A representative for the Alliance of Nonexistent Entertainment Merchants (ANEM), told Reliable Source that the organization welcomed games like Bloodlands to their ever-growing family of modern entertainment that has no inherent worth or purpose. ANEM’s list already includes: dance music DJs, photo-manipulation artists and Carlos Mencia.
Sources close to Activision say that the game publisher is keeping true to their policy of only releasing titles that have “sequel potential.” An internal memo confirms several titles destined for release in 2010. Many of the games are associated, at least loosely, with already existing intellectual properties. Look for yourself:
Call of Doody – this exclusive Wii title targets girls and WWII enthusiasts in an attempt to break Ubisoft’s hold over these key demographics. The game divides gameplay into raising your baby and World War II themed poo-throwing mini-games. Call of Doody also has a campaign mode entitled: The Battle of The (Diaper) Bulge.
Spacebar Hero – Following the lead of games that boast one button gameplay comes a rhythm game featuring a unique controller which mimics the spacebar on a computer.

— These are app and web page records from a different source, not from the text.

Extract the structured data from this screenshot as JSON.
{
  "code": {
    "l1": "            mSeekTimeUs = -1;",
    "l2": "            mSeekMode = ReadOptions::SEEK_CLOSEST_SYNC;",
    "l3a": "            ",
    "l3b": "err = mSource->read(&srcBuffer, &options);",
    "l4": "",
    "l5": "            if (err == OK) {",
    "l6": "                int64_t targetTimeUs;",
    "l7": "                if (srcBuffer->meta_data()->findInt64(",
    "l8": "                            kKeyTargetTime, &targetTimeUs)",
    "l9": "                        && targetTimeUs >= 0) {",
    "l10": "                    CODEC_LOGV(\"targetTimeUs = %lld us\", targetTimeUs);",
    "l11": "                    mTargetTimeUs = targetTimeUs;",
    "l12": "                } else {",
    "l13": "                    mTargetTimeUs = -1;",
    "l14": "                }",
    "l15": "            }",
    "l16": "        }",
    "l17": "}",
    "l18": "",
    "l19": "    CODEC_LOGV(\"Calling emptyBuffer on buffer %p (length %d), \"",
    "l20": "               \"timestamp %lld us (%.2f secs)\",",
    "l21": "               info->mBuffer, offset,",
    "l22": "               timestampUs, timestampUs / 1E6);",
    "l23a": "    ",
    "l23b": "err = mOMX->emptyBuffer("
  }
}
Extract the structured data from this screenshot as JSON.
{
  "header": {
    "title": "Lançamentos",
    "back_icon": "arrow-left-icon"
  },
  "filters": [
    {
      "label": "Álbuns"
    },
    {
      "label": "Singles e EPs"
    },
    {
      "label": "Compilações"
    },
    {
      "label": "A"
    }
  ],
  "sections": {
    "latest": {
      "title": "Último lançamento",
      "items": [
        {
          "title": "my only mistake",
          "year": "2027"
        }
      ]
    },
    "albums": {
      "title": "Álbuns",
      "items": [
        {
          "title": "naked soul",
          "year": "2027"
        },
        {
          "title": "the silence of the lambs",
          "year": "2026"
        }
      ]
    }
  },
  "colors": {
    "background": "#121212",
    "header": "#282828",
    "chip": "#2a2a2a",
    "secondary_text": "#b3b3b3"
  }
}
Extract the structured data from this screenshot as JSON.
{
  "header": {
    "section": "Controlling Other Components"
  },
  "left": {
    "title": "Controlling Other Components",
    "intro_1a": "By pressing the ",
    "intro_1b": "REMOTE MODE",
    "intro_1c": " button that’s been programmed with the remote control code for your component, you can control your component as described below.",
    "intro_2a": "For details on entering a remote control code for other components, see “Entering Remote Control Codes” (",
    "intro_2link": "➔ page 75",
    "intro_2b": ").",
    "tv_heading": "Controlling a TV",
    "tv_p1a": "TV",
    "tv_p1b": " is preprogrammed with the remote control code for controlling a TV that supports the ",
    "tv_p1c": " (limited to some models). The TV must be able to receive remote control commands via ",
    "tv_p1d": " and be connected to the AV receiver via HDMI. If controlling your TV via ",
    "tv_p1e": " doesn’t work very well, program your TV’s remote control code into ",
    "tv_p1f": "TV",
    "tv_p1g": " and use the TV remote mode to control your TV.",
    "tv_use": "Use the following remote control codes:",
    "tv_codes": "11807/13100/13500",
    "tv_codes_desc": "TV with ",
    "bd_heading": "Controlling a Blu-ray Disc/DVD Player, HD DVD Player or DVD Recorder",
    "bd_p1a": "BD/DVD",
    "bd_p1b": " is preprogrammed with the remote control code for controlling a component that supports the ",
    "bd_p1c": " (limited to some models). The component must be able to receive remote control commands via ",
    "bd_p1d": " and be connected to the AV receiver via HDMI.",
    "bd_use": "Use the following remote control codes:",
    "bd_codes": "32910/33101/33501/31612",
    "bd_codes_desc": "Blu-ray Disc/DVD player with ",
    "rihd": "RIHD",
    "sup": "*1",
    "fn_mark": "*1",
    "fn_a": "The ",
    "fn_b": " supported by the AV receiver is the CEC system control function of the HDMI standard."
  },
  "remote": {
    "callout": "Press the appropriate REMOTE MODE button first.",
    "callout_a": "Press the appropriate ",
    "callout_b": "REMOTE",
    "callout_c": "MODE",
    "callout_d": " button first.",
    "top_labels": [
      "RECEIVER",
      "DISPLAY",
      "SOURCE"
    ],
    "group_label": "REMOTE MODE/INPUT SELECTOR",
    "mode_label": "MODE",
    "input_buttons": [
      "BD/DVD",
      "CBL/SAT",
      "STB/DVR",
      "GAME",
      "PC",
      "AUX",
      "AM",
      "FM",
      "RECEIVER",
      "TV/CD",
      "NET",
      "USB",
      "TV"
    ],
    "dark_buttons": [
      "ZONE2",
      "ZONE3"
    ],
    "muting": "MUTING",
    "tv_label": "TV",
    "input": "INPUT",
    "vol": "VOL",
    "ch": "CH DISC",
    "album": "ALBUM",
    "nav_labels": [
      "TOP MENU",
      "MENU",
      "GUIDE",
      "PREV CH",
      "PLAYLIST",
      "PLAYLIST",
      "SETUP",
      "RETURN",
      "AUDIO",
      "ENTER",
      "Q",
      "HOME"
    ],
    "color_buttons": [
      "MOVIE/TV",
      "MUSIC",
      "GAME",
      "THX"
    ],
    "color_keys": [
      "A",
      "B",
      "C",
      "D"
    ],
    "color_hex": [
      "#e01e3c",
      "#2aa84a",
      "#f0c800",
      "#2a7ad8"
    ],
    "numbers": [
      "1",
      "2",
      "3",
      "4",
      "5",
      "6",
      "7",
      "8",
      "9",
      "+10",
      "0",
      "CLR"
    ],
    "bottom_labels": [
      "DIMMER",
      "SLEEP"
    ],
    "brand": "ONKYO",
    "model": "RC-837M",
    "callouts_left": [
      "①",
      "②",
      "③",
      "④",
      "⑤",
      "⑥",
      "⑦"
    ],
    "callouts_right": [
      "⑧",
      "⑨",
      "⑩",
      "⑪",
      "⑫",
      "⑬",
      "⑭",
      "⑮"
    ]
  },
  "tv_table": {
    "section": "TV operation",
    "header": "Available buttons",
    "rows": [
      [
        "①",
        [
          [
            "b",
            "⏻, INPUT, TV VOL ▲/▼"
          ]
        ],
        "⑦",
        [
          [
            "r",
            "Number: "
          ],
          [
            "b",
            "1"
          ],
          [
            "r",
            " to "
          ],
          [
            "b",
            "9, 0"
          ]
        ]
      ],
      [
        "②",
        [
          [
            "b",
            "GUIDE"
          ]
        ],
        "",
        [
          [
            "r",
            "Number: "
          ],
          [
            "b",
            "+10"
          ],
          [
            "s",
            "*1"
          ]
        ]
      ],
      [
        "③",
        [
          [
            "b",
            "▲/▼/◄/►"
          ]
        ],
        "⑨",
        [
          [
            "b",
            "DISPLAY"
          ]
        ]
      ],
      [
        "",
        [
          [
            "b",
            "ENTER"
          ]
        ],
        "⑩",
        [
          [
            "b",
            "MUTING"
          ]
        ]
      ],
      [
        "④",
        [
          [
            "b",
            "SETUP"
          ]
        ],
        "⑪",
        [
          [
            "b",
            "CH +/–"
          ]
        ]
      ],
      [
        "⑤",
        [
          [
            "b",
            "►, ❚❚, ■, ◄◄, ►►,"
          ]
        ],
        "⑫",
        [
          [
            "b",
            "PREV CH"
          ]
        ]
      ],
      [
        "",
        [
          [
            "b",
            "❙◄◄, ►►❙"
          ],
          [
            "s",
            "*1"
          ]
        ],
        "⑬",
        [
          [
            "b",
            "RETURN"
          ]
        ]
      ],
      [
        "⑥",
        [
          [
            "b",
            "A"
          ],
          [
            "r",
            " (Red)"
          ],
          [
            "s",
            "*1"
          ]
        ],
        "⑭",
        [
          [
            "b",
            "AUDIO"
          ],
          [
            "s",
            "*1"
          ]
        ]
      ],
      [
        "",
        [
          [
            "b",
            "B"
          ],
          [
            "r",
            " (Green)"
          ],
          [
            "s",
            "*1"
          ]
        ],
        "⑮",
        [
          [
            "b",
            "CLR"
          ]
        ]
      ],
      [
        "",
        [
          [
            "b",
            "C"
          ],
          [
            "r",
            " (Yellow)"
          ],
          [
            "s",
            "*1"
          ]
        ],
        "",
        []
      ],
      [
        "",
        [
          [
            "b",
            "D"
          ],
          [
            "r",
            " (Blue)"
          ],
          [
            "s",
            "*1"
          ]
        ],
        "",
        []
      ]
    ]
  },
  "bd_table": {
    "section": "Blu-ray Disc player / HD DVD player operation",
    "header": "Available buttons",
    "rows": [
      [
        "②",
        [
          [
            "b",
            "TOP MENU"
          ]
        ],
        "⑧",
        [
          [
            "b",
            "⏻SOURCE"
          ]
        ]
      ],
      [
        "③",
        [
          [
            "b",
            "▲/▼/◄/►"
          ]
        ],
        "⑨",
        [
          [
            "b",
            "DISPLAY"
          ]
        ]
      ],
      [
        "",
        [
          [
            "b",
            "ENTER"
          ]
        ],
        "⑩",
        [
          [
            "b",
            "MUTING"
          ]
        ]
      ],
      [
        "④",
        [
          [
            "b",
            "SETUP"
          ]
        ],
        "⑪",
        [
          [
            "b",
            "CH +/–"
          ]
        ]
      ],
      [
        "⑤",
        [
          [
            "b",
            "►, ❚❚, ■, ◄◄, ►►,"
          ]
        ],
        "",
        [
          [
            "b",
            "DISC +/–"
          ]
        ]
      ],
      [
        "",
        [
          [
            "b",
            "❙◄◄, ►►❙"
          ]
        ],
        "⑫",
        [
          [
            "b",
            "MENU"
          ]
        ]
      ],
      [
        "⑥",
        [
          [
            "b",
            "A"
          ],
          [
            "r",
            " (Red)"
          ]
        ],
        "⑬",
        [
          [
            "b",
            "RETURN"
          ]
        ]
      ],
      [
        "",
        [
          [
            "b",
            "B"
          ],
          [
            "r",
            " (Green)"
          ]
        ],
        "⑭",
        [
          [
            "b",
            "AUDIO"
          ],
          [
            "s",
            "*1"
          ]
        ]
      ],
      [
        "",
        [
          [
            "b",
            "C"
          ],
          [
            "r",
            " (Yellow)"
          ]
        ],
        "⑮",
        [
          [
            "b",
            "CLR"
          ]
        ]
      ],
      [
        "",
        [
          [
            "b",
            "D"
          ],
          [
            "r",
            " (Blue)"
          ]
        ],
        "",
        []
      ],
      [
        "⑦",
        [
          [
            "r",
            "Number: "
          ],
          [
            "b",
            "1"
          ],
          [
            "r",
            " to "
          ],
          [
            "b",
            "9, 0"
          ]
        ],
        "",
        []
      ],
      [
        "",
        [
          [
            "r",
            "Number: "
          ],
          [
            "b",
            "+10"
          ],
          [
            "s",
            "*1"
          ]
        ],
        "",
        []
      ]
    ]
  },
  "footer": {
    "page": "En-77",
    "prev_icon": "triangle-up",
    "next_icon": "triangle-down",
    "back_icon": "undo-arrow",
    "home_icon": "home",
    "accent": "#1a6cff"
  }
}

Users watch text scroll across the screen and push the spacebar at the correct time to make sure text isn’t garbled by incorrect spacing. If the game sells well, Activision may also look into Scroll Lock Hero.
World of Stoehrcraft – An MMO based on the career of professional squash player Isabelle Stoehr. Players take on the role of Orcs or Elves and engage in brutal squash games. The story follows Isabelle’s 1996 rise to fame, but takes some liberties when she becomes the Ice Queen of Durdureth. An expansion pack will shortly follow, which covers the saga of Stoehr winning the runner-up position at WISPA and consequently being trapped in the Solar Cage by the Magus Threerborne Flamerenderer.
Mafia Wars, a social game available on Facebook, may be getting more content than the game’s recent Moscow expansion. The company may allow players to pay for in-game services previously considered taboo in other social games.
A friend of Reliable Source at Zynga studios suggested that, in addition to exciting new content, players would soon be able to pay to win the game. For a one-time fee of $8000, the game will announce you as the winner of Mafia Wars.
Don’t worry if you’re one of those people who thinks paying for advantages over other players is cheating. Zynga Studios has a new browser based game coming out next year that promises “twice the amount of progress-bars,” which means you’ll be spending even more time checking to see if you have enough energy to beat the crap out of a drug addict that owes you money.
Marion Cox is a weekly columnist for The Escapist and can not explain this video.